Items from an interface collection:

□ □ □

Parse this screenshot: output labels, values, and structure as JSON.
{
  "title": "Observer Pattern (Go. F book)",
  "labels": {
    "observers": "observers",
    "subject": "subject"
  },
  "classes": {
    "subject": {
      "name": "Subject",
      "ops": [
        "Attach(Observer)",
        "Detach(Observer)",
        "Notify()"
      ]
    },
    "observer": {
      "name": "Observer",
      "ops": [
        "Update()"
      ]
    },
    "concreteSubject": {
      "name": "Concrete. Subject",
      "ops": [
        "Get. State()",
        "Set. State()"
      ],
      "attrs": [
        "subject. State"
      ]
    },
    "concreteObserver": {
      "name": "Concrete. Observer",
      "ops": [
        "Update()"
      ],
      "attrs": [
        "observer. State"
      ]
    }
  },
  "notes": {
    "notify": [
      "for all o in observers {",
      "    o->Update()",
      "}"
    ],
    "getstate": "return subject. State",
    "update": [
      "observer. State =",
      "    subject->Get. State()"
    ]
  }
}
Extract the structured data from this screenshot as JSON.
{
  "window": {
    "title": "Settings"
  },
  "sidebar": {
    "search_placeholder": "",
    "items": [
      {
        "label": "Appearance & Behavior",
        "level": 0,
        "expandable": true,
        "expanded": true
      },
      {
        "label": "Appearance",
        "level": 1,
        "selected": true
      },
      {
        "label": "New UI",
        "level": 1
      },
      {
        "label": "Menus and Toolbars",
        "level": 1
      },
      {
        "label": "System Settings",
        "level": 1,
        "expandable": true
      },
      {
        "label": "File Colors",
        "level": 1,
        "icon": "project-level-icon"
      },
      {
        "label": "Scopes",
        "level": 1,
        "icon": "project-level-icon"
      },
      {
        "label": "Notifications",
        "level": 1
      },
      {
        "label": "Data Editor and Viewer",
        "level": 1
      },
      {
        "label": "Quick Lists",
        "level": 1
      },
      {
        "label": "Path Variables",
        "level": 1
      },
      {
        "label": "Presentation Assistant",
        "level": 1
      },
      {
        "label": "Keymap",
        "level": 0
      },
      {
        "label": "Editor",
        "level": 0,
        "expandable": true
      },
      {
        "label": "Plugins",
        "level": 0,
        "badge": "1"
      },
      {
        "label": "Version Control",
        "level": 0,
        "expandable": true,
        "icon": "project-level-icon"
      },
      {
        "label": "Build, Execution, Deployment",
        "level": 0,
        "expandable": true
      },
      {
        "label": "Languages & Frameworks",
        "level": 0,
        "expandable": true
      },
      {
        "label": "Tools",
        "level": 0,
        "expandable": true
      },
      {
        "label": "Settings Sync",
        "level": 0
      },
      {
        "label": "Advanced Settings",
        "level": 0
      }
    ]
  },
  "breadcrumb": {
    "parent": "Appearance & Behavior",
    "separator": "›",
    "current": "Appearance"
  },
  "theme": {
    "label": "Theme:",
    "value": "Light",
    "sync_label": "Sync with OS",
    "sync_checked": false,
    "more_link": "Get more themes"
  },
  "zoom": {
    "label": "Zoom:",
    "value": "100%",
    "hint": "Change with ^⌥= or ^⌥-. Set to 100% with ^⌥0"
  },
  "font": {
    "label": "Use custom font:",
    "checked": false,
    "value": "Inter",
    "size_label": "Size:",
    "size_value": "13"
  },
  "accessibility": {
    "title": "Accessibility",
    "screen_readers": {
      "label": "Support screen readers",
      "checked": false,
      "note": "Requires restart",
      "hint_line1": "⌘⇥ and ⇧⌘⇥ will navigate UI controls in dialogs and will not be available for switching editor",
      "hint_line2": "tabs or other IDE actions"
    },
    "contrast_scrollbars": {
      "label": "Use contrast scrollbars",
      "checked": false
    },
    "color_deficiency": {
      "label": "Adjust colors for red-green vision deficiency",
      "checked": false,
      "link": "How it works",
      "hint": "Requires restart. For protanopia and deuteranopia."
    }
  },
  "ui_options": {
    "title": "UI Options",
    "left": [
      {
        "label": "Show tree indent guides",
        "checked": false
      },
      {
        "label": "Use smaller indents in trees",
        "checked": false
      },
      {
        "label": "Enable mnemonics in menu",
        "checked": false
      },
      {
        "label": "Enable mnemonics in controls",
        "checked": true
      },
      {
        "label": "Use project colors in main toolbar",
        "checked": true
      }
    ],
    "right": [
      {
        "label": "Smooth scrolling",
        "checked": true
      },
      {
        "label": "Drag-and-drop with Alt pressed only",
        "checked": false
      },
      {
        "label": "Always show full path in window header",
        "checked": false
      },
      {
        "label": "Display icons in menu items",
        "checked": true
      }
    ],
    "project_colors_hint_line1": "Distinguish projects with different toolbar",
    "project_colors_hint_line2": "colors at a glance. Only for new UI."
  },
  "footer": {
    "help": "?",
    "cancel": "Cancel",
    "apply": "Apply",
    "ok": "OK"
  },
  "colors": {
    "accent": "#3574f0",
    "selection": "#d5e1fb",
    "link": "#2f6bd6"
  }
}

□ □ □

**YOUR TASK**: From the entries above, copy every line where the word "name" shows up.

**COMPLETED TASK**:
      "name": "Subject",
      "name": "Observer",
      "name": "Concrete. Subject",
      "name": "Concrete. Observer",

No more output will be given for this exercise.